# What you have to do
Any picture in the material should be left out, while all other lines are copied exactly.
★ ★ ★
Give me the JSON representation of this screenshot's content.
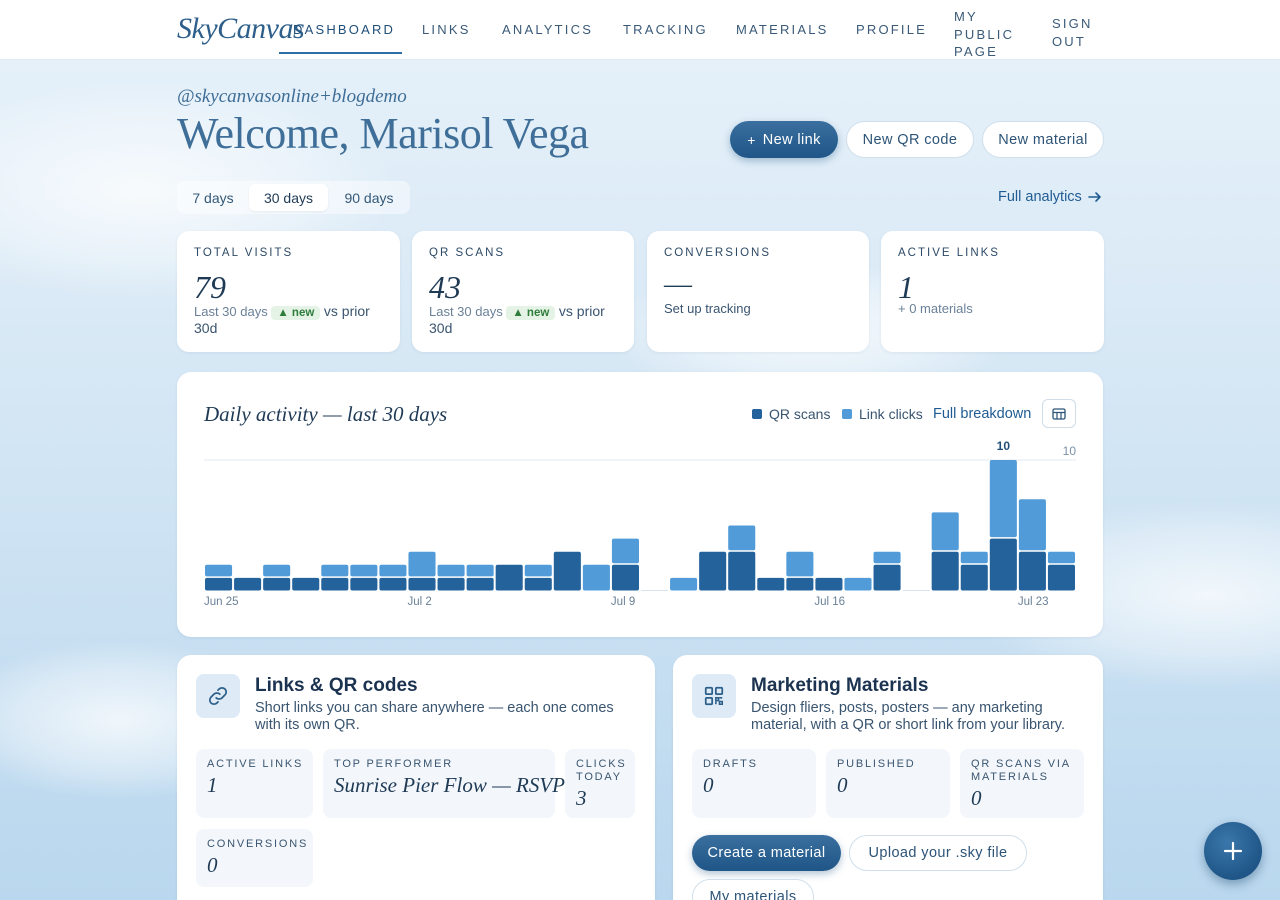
{
  "nav": {
    "brand": "SkyCanvas",
    "items": [
      {
        "label": "DASHBOARD",
        "active": true
      },
      {
        "label": "LINKS"
      },
      {
        "label": "ANALYTICS"
      },
      {
        "label": "TRACKING"
      },
      {
        "label": "MATERIALS"
      },
      {
        "label": "PROFILE"
      },
      {
        "label_lines": [
          "MY",
          "PUBLIC",
          "PAGE"
        ]
      },
      {
        "label_lines": [
          "SIGN",
          "OUT"
        ]
      }
    ]
  },
  "header": {
    "handle": "@skycanvasonline+blogdemo",
    "welcome": "Welcome, Marisol Vega",
    "actions": {
      "new_link": "New link",
      "new_link_prefix": "+",
      "new_qr": "New QR code",
      "new_material": "New material"
    }
  },
  "range": {
    "options": [
      "7 days",
      "30 days",
      "90 days"
    ],
    "selected": "30 days",
    "full_analytics": "Full analytics"
  },
  "stats": {
    "total_visits": {
      "label": "TOTAL VISITS",
      "value": "79",
      "period": "Last 30 days",
      "badge": "▲ new",
      "compare": "vs prior 30d"
    },
    "qr_scans": {
      "label": "QR SCANS",
      "value": "43",
      "period": "Last 30 days",
      "badge": "▲ new",
      "compare": "vs prior 30d"
    },
    "conversions": {
      "label": "CONVERSIONS",
      "value": "—",
      "sub": "Set up tracking"
    },
    "active_links": {
      "label": "ACTIVE LINKS",
      "value": "1",
      "sub": "+ 0 materials"
    }
  },
  "activity": {
    "title": "Daily activity — last 30 days",
    "legend": {
      "qr": "QR scans",
      "clicks": "Link clicks"
    },
    "full_breakdown": "Full breakdown",
    "colors": {
      "qr": "#23629a",
      "clicks": "#509bd8"
    }
  },
  "chart_data": {
    "type": "bar",
    "stacked": true,
    "categories": [
      "Jun 25",
      "Jun 26",
      "Jun 27",
      "Jun 28",
      "Jun 29",
      "Jun 30",
      "Jul 1",
      "Jul 2",
      "Jul 3",
      "Jul 4",
      "Jul 5",
      "Jul 6",
      "Jul 7",
      "Jul 8",
      "Jul 9",
      "Jul 10",
      "Jul 11",
      "Jul 12",
      "Jul 13",
      "Jul 14",
      "Jul 15",
      "Jul 16",
      "Jul 17",
      "Jul 18",
      "Jul 19",
      "Jul 20",
      "Jul 21",
      "Jul 22",
      "Jul 23",
      "Jul 24"
    ],
    "x_tick_labels": [
      "Jun 25",
      "Jul 2",
      "Jul 9",
      "Jul 16",
      "Jul 23"
    ],
    "series": [
      {
        "name": "QR scans",
        "values": [
          1,
          1,
          1,
          1,
          1,
          1,
          1,
          1,
          1,
          1,
          2,
          1,
          3,
          0,
          2,
          0,
          0,
          3,
          3,
          1,
          1,
          1,
          0,
          2,
          0,
          3,
          2,
          4,
          3,
          2
        ]
      },
      {
        "name": "Link clicks",
        "values": [
          1,
          0,
          1,
          0,
          1,
          1,
          1,
          2,
          1,
          1,
          0,
          1,
          0,
          2,
          2,
          0,
          1,
          0,
          2,
          0,
          2,
          0,
          1,
          1,
          0,
          3,
          1,
          6,
          4,
          1
        ]
      }
    ],
    "ylim": [
      0,
      10
    ],
    "y_max_label": "10",
    "peak_label": "10",
    "grid": true
  },
  "links_card": {
    "title": "Links & QR codes",
    "desc": "Short links you can share anywhere — each one comes with its own QR.",
    "tiles": {
      "active_links": {
        "label": "ACTIVE LINKS",
        "value": "1"
      },
      "top_performer": {
        "label": "TOP PERFORMER",
        "value": "Sunrise Pier Flow — RSVP"
      },
      "clicks_today": {
        "label_lines": [
          "CLICKS",
          "TODAY"
        ],
        "value": "3"
      },
      "conversions": {
        "label": "CONVERSIONS",
        "value": "0"
      }
    }
  },
  "materials_card": {
    "title": "Marketing Materials",
    "desc": "Design fliers, posts, posters — any marketing material, with a QR or short link from your library.",
    "tiles": {
      "drafts": {
        "label": "DRAFTS",
        "value": "0"
      },
      "published": {
        "label": "PUBLISHED",
        "value": "0"
      },
      "qr_scans": {
        "label_lines": [
          "QR SCANS VIA",
          "MATERIALS"
        ],
        "value": "0"
      }
    },
    "actions": {
      "create": "Create a material",
      "upload": "Upload your .sky file",
      "my": "My materials"
    }
  }
}
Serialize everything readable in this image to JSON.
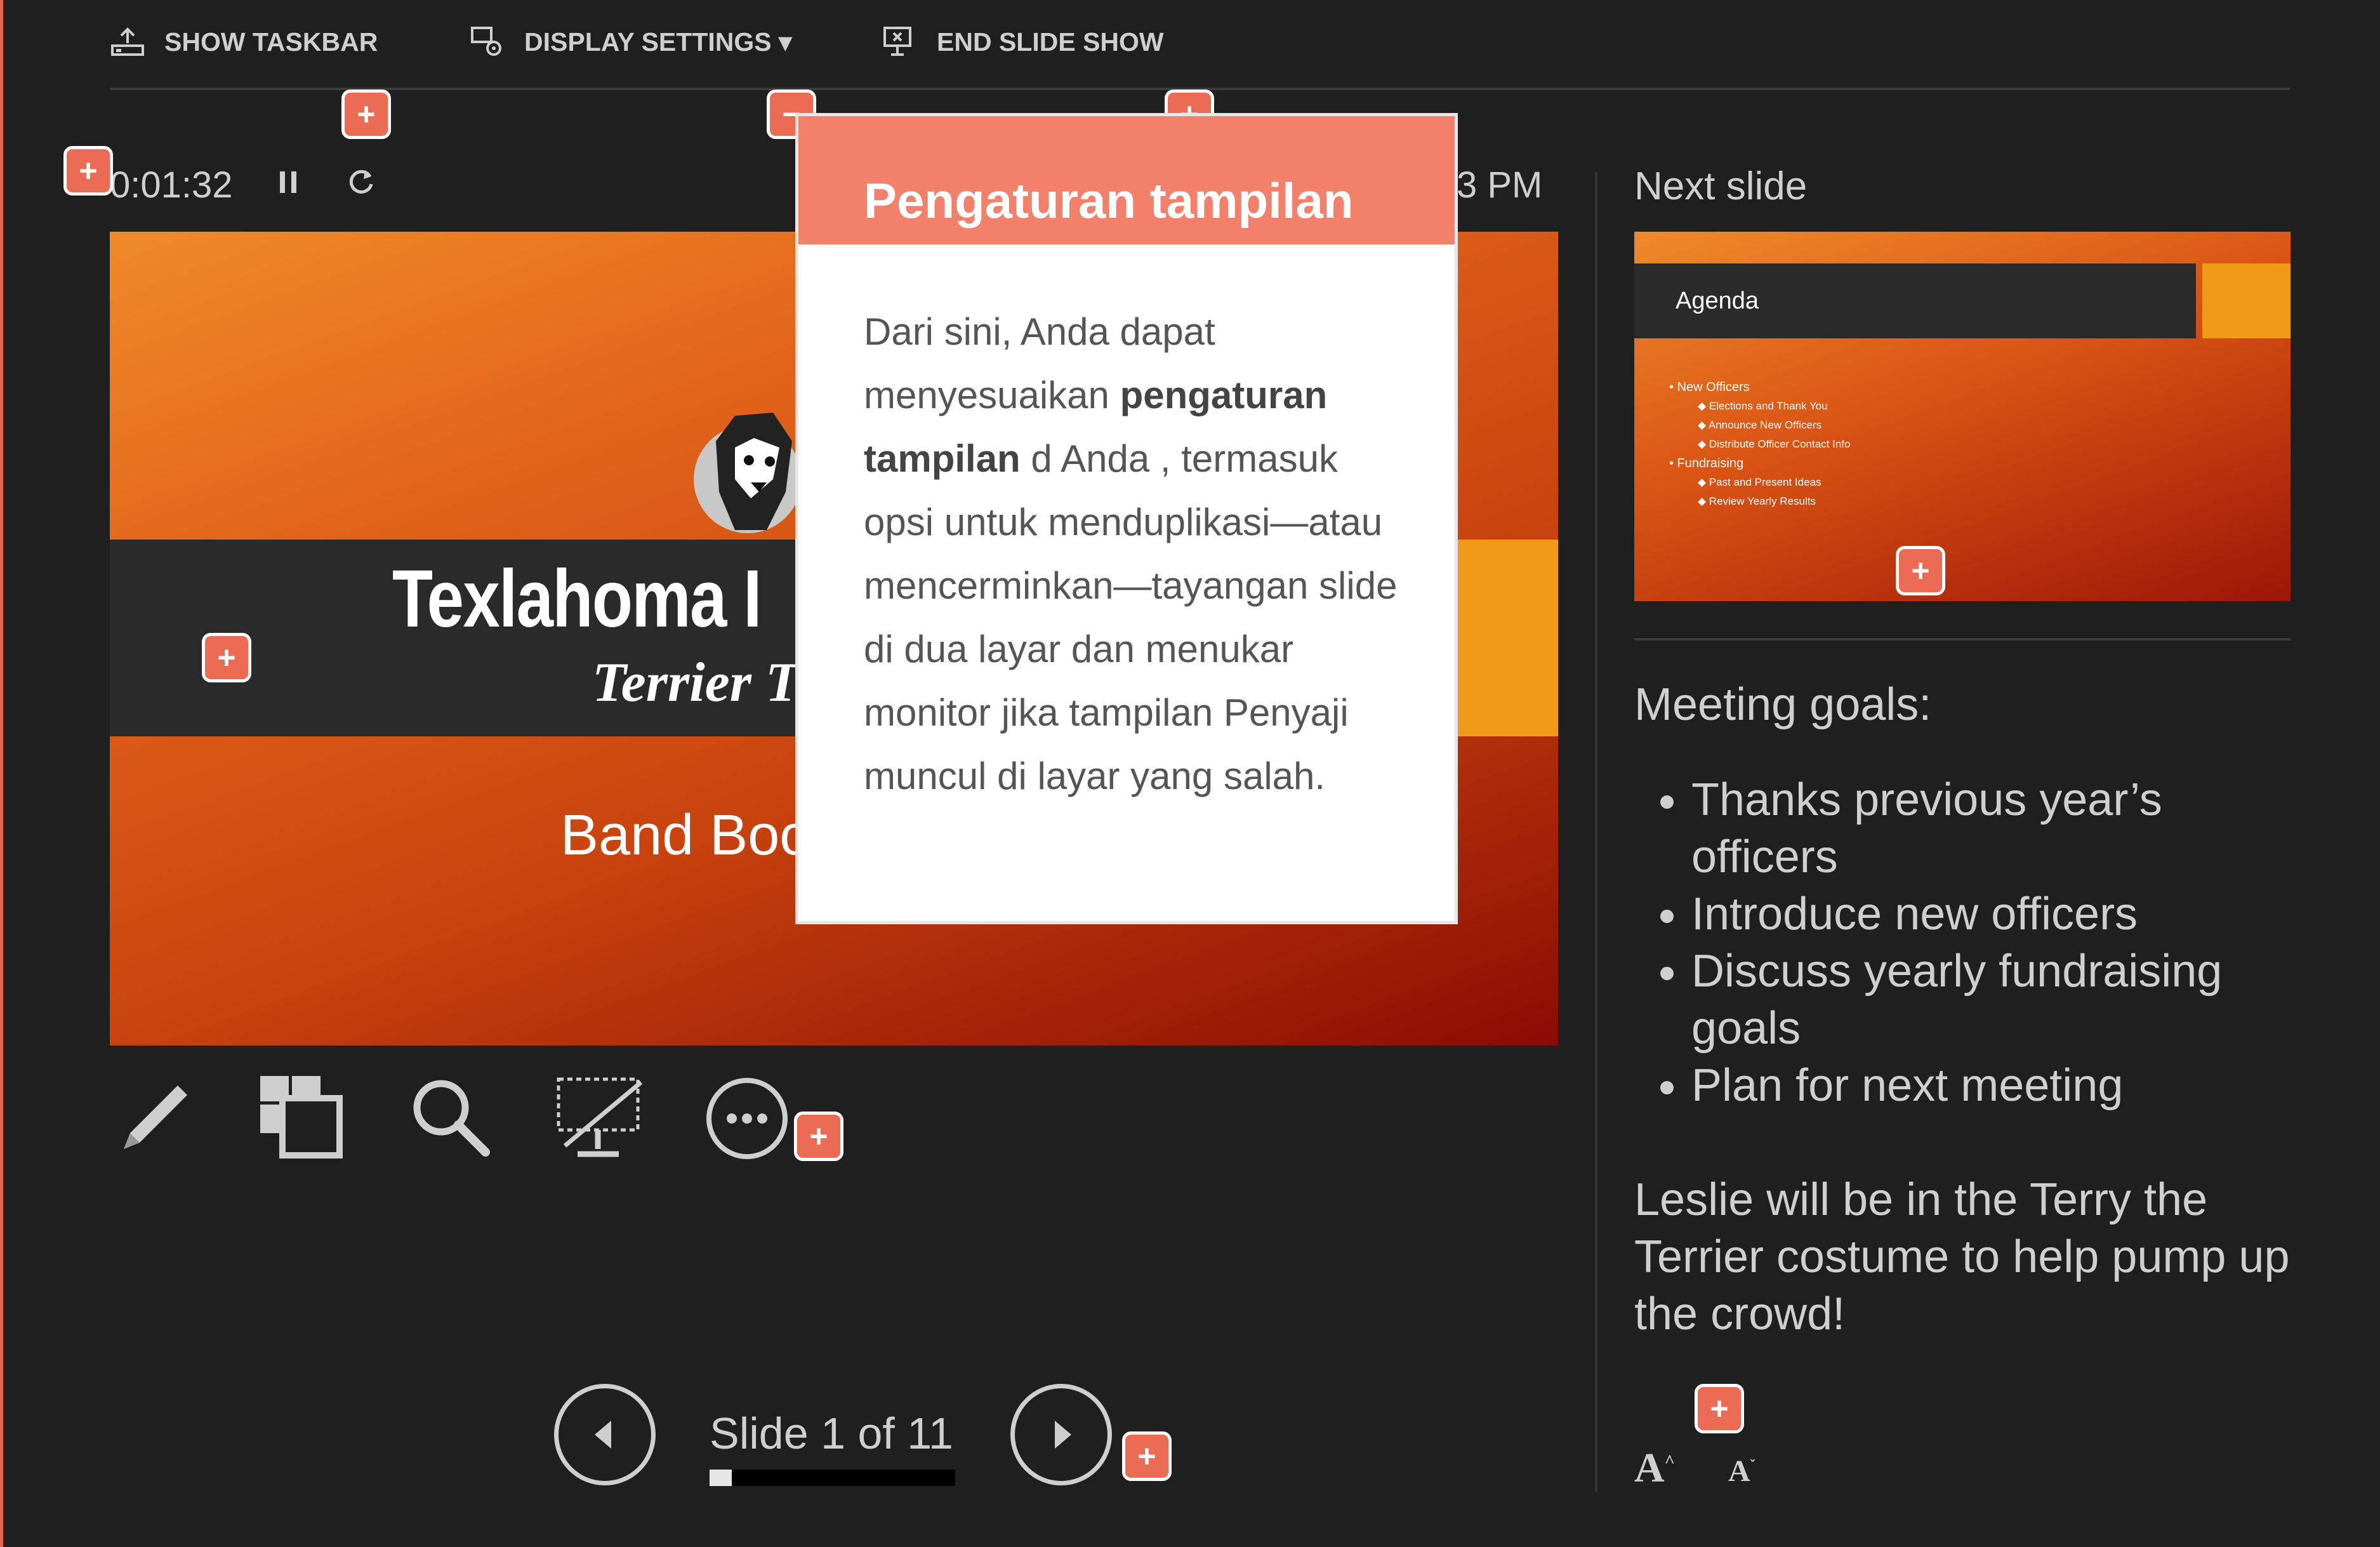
{
  "toolbar": {
    "show_taskbar": "SHOW TASKBAR",
    "display_settings": "DISPLAY SETTINGS ▾",
    "end_slide_show": "END SLIDE SHOW"
  },
  "timer": {
    "elapsed": "0:01:32",
    "clock": "3 PM"
  },
  "current_slide": {
    "title": "Texlahoma I",
    "subtitle": "Terrier T",
    "band_text": "Band Boo"
  },
  "tools": [
    "pen-icon",
    "slides-grid-icon",
    "zoom-icon",
    "black-screen-icon",
    "more-options-icon"
  ],
  "navigation": {
    "slide_label": "Slide 1 of 11",
    "progress": 0.09
  },
  "next_slide": {
    "label": "Next slide",
    "title": "Agenda",
    "bullets": [
      {
        "text": "• New Officers",
        "level": 1
      },
      {
        "text": "◆ Elections and Thank You",
        "level": 2
      },
      {
        "text": "◆ Announce New Officers",
        "level": 2
      },
      {
        "text": "◆ Distribute Officer Contact Info",
        "level": 2
      },
      {
        "text": "• Fundraising",
        "level": 1
      },
      {
        "text": "◆ Past and Present Ideas",
        "level": 2
      },
      {
        "text": "◆ Review Yearly Results",
        "level": 2
      }
    ]
  },
  "notes": {
    "heading": "Meeting goals:",
    "items": [
      "Thanks previous year’s officers",
      "Introduce new officers",
      "Discuss yearly fundraising goals",
      "Plan for next meeting"
    ],
    "closing": "Leslie will be in the Terry the Terrier costume to help pump up the crowd!"
  },
  "font_controls": {
    "increase": "A",
    "decrease": "A"
  },
  "tooltip": {
    "title": "Pengaturan tampilan",
    "part1": "Dari sini, Anda dapat menyesuaikan ",
    "bold": "pengaturan tampilan",
    "part2": " d Anda , termasuk opsi untuk menduplikasi—atau mencerminkan—tayangan slide di dua layar dan menukar monitor jika tampilan Penyaji muncul di layar yang salah."
  },
  "markers": {
    "plus": "+",
    "minus": "−"
  },
  "colors": {
    "background": "#1f1f1f",
    "accent": "#ec6b55",
    "slide_orange": "#e2641a",
    "slide_dark_red": "#8a0c03",
    "band_orange": "#f09a17"
  }
}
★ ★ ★
# Result of this task
Give me the JSON representation of this screenshot's content.
{
  "nav": {
    "brand": "SkyCanvas",
    "items": [
      {
        "label": "DASHBOARD",
        "active": true
      },
      {
        "label": "LINKS"
      },
      {
        "label": "ANALYTICS"
      },
      {
        "label": "TRACKING"
      },
      {
        "label": "MATERIALS"
      },
      {
        "label": "PROFILE"
      },
      {
        "label_lines": [
          "MY",
          "PUBLIC",
          "PAGE"
        ]
      },
      {
        "label_lines": [
          "SIGN",
          "OUT"
        ]
      }
    ]
  },
  "header": {
    "handle": "@skycanvasonline+blogdemo",
    "welcome": "Welcome, Marisol Vega",
    "actions": {
      "new_link": "New link",
      "new_link_prefix": "+",
      "new_qr": "New QR code",
      "new_material": "New material"
    }
  },
  "range": {
    "options": [
      "7 days",
      "30 days",
      "90 days"
    ],
    "selected": "30 days",
    "full_analytics": "Full analytics"
  },
  "stats": {
    "total_visits": {
      "label": "TOTAL VISITS",
      "value": "79",
      "period": "Last 30 days",
      "badge": "▲ new",
      "compare": "vs prior 30d"
    },
    "qr_scans": {
      "label": "QR SCANS",
      "value": "43",
      "period": "Last 30 days",
      "badge": "▲ new",
      "compare": "vs prior 30d"
    },
    "conversions": {
      "label": "CONVERSIONS",
      "value": "—",
      "sub": "Set up tracking"
    },
    "active_links": {
      "label": "ACTIVE LINKS",
      "value": "1",
      "sub": "+ 0 materials"
    }
  },
  "activity": {
    "title": "Daily activity — last 30 days",
    "legend": {
      "qr": "QR scans",
      "clicks": "Link clicks"
    },
    "full_breakdown": "Full breakdown",
    "colors": {
      "qr": "#23629a",
      "clicks": "#509bd8"
    }
  },
  "chart_data": {
    "type": "bar",
    "stacked": true,
    "categories": [
      "Jun 25",
      "Jun 26",
      "Jun 27",
      "Jun 28",
      "Jun 29",
      "Jun 30",
      "Jul 1",
      "Jul 2",
      "Jul 3",
      "Jul 4",
      "Jul 5",
      "Jul 6",
      "Jul 7",
      "Jul 8",
      "Jul 9",
      "Jul 10",
      "Jul 11",
      "Jul 12",
      "Jul 13",
      "Jul 14",
      "Jul 15",
      "Jul 16",
      "Jul 17",
      "Jul 18",
      "Jul 19",
      "Jul 20",
      "Jul 21",
      "Jul 22",
      "Jul 23",
      "Jul 24"
    ],
    "x_tick_labels": [
      "Jun 25",
      "Jul 2",
      "Jul 9",
      "Jul 16",
      "Jul 23"
    ],
    "series": [
      {
        "name": "QR scans",
        "values": [
          1,
          1,
          1,
          1,
          1,
          1,
          1,
          1,
          1,
          1,
          2,
          1,
          3,
          0,
          2,
          0,
          0,
          3,
          3,
          1,
          1,
          1,
          0,
          2,
          0,
          3,
          2,
          4,
          3,
          2
        ]
      },
      {
        "name": "Link clicks",
        "values": [
          1,
          0,
          1,
          0,
          1,
          1,
          1,
          2,
          1,
          1,
          0,
          1,
          0,
          2,
          2,
          0,
          1,
          0,
          2,
          0,
          2,
          0,
          1,
          1,
          0,
          3,
          1,
          6,
          4,
          1
        ]
      }
    ],
    "ylim": [
      0,
      10
    ],
    "y_max_label": "10",
    "peak_label": "10",
    "grid": true
  },
  "links_card": {
    "title": "Links & QR codes",
    "desc": "Short links you can share anywhere — each one comes with its own QR.",
    "tiles": {
      "active_links": {
        "label": "ACTIVE LINKS",
        "value": "1"
      },
      "top_performer": {
        "label": "TOP PERFORMER",
        "value": "Sunrise Pier Flow — RSVP"
      },
      "clicks_today": {
        "label_lines": [
          "CLICKS",
          "TODAY"
        ],
        "value": "3"
      },
      "conversions": {
        "label": "CONVERSIONS",
        "value": "0"
      }
    }
  },
  "materials_card": {
    "title": "Marketing Materials",
    "desc": "Design fliers, posts, posters — any marketing material, with a QR or short link from your library.",
    "tiles": {
      "drafts": {
        "label": "DRAFTS",
        "value": "0"
      },
      "published": {
        "label": "PUBLISHED",
        "value": "0"
      },
      "qr_scans": {
        "label_lines": [
          "QR SCANS VIA",
          "MATERIALS"
        ],
        "value": "0"
      }
    },
    "actions": {
      "create": "Create a material",
      "upload": "Upload your .sky file",
      "my": "My materials"
    }
  }
}
Serialize everything readable in this image to JSON.
{
  "toolbar": {
    "show_taskbar": "SHOW TASKBAR",
    "display_settings": "DISPLAY SETTINGS ▾",
    "end_slide_show": "END SLIDE SHOW"
  },
  "timer": {
    "elapsed": "0:01:32",
    "clock": "3 PM"
  },
  "current_slide": {
    "title": "Texlahoma I",
    "subtitle": "Terrier T",
    "band_text": "Band Boo"
  },
  "tools": [
    "pen-icon",
    "slides-grid-icon",
    "zoom-icon",
    "black-screen-icon",
    "more-options-icon"
  ],
  "navigation": {
    "slide_label": "Slide 1 of 11",
    "progress": 0.09
  },
  "next_slide": {
    "label": "Next slide",
    "title": "Agenda",
    "bullets": [
      {
        "text": "• New Officers",
        "level": 1
      },
      {
        "text": "◆ Elections and Thank You",
        "level": 2
      },
      {
        "text": "◆ Announce New Officers",
        "level": 2
      },
      {
        "text": "◆ Distribute Officer Contact Info",
        "level": 2
      },
      {
        "text": "• Fundraising",
        "level": 1
      },
      {
        "text": "◆ Past and Present Ideas",
        "level": 2
      },
      {
        "text": "◆ Review Yearly Results",
        "level": 2
      }
    ]
  },
  "notes": {
    "heading": "Meeting goals:",
    "items": [
      "Thanks previous year’s officers",
      "Introduce new officers",
      "Discuss yearly fundraising goals",
      "Plan for next meeting"
    ],
    "closing": "Leslie will be in the Terry the Terrier costume to help pump up the crowd!"
  },
  "font_controls": {
    "increase": "A",
    "decrease": "A"
  },
  "tooltip": {
    "title": "Pengaturan tampilan",
    "part1": "Dari sini, Anda dapat menyesuaikan ",
    "bold": "pengaturan tampilan",
    "part2": " d Anda , termasuk opsi untuk menduplikasi—atau mencerminkan—tayangan slide di dua layar dan menukar monitor jika tampilan Penyaji muncul di layar yang salah."
  },
  "markers": {
    "plus": "+",
    "minus": "−"
  },
  "colors": {
    "background": "#1f1f1f",
    "accent": "#ec6b55",
    "slide_orange": "#e2641a",
    "slide_dark_red": "#8a0c03",
    "band_orange": "#f09a17"
  }
}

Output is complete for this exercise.